CHAPEL HILL, N.C. - East Carolina running back Vintavious Cooper was a little tired after Saturday's 55-31 victory over North Carolina.
And with good reason.
Cooper rushed 35 times for 186 yards and caught eight passes for 70 yards. All were career highs for the senior who transferred to East Carolina from Southwest Mississippi Community College prior to the start of the 2012 season.
"Yeah, I'm a little tired and beat up," Cooper said with a smile. "But that's fine, as long as we got the "W."
The Pirates got a big "W," beating in-state rival North Carolina in Chapel Hill for the first time since 1975.
Cooper, who rushed for 1,049 yards last season, had 161 yards rushing on 40 carries in the Pirates' 2-1 start to the season. He almost equaled those carries on Saturday - eclipsing his ECU high of 33 he had last season against Houston.
"Coach talked all week about being more balanced and establishing the run game at the beginning of the game," Cooper said. "Our running game opened it up for the passing game."
Cooper carried the ball four times for 23 yards on the Pirates' opening possession, a 73-yard touchdown drive. And the Pirates kept getting him the ball, either handing it to him or quarterback Shane Carden finding him for short passes that led to consistent gains.
Cooper accounted for 16 of ECU's 36 first downs against the Tar Heels (11 rushing, 5 receiving). The high number of carries wasn't intentional, East Carolina coach Ruffin McNeill said.
"It just happens that way with this offense," McNeill said. "We try to get everybody touches.
"Shane did a good job of being patient and letting Tay get one-on-one in space.

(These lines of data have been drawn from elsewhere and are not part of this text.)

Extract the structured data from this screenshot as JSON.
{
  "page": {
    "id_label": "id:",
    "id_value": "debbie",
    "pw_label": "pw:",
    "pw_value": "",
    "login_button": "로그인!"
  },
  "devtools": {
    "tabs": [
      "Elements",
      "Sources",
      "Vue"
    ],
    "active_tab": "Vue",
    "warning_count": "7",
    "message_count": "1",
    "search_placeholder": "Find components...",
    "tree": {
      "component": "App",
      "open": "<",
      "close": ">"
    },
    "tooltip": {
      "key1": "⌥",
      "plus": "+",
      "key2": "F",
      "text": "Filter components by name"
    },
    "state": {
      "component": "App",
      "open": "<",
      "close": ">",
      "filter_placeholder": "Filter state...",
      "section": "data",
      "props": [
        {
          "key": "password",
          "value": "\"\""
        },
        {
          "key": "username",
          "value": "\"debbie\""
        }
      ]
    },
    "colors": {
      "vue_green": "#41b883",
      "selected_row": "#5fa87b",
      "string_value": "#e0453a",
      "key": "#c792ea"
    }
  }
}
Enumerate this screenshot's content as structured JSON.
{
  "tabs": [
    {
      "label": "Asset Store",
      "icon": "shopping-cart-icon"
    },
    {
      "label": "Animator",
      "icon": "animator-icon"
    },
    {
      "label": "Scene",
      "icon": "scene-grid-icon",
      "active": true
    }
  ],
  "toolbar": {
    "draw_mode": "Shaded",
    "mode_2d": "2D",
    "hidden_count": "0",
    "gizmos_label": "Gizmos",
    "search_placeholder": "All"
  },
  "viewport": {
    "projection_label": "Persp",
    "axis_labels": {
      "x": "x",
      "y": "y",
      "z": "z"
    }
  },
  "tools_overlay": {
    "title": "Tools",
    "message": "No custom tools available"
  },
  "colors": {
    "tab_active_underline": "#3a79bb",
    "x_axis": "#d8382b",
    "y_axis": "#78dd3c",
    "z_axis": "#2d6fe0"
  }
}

I was proud of Tay."
Carden had a front-row seat for Cooper's big day. And the Pirates' quarterback enjoyed watching his backfield mate rip off chunks of yards against the Tar Heels.
"The whole game he was running the ball very well," Carden said. "On the sidelines, I asked him how he felt. He said, 'I feel great, how do you feel?' He did a great job."
While Cooper piled up the yards (256 total) to put Pirates in scoring position all day long, he never found the end zone. Carden rushed for three short touchdowns, faking the handoff to Cooper and then taking it in himself on the option.
"We had been running with Coop all the way down the field," Carden said. "They were crashing in on him, and it's an easy read. I told him, `Man you did all the work and I got the TD,' "
Cooper didn't mind. He just liked the feeling of having the football in his hands all afternoon.
"It wasn't planned for me to have a big individual game, but it happened and I'm glad it did," Cooper said. "My hats off to the offensive line. They played tremendous all day.
"You never know what is going to happen before the game starts. You prepare for it, but to say that I knew that I would have 35 carries before the game, that would be a total lie."
Cooper averaged 5.3 yards per carry, his longest run of the day a 28-yarder. He just kept grinding it out, five or six yards at a time.
"You build momentum and you get a rhythm at the running back position," Cooper continued. "It's one thing to stop a running back, but it is another thing to stop a proficient offense that is moving the ball on the ground."
East Carolina was proficient, and efficient. The Pirates punted the ball twice and had just one turnover - an interception by Carden, who was 32-for-47 passing for 376 yards and had three TD passes.
"The sky is the limit for our team," Cooper said. "We just have to keep working and making progress and understand that we can beat a lot of people if we execute on both sides of the ball."
And, if Cooper gets a little tired and beat up in the process, that's fine. As long as the wins come, especially one as big as Saturday's.
"It didn't take long at all (to appreciate the rivalry with UNC)," Cooper added. "I knew about it when I was in Georgia and I knew about it when I was in Mississippi. Now to be a part of it is a special thing."
Cooper was a part of it on Saturday - in a big way.